• [Recorded data]
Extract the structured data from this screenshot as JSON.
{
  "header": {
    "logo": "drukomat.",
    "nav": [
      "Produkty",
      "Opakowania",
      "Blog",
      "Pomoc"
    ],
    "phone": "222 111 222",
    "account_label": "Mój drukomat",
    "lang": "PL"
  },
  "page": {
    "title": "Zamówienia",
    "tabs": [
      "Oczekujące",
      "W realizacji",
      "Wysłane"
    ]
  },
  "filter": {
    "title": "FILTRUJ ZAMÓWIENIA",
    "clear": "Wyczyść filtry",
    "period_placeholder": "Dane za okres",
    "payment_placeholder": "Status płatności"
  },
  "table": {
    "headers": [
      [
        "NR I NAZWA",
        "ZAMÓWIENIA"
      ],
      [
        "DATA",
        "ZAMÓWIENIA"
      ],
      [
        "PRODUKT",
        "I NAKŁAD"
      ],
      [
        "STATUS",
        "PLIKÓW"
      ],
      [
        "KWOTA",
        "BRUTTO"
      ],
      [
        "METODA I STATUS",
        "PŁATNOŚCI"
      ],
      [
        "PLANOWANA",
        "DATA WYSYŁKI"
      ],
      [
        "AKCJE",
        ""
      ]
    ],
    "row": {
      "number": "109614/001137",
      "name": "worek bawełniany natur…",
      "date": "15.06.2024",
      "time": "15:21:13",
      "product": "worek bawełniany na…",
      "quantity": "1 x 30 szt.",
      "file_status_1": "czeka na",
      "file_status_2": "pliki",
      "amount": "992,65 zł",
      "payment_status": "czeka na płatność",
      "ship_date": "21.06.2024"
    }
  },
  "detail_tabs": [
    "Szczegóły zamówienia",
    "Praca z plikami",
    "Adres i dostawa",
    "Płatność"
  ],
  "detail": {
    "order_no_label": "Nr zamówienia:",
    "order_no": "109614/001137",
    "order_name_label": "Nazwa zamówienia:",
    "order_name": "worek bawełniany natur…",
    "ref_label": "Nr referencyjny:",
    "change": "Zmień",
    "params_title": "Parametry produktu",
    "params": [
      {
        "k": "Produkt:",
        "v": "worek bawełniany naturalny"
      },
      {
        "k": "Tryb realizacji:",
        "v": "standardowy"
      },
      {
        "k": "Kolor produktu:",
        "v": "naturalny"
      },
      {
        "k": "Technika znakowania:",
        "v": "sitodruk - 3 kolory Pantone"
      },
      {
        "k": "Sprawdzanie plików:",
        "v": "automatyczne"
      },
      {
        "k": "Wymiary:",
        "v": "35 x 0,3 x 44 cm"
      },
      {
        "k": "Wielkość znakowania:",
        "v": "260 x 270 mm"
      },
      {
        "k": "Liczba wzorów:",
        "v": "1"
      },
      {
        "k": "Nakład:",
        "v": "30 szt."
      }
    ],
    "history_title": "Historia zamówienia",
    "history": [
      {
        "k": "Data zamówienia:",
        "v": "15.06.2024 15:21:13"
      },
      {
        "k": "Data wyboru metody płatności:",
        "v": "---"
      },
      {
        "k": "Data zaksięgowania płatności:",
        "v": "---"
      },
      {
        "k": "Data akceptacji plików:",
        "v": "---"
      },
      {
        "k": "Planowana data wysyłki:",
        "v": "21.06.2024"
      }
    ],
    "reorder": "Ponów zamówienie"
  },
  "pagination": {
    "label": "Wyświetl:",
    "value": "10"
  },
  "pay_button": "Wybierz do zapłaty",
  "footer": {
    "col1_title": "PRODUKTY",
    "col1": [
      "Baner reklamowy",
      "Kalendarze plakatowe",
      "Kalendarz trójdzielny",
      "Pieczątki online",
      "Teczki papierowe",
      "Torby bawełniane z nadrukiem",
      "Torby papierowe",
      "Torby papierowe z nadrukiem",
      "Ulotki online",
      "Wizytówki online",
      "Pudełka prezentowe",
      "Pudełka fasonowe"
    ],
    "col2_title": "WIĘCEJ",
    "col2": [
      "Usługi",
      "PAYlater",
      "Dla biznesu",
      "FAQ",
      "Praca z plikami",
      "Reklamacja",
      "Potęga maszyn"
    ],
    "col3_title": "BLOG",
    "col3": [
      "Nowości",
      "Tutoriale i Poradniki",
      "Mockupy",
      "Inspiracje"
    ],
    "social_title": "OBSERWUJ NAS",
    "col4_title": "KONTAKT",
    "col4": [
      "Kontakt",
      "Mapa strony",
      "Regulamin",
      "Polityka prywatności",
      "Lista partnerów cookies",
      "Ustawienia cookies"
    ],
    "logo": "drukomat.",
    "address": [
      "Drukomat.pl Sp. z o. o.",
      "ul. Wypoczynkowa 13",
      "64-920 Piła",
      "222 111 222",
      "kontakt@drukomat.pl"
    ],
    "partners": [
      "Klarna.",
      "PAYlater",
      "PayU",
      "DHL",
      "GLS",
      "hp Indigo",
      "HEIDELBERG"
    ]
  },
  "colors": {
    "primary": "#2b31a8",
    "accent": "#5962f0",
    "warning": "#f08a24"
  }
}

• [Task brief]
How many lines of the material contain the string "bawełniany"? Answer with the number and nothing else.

• [Written reply]
4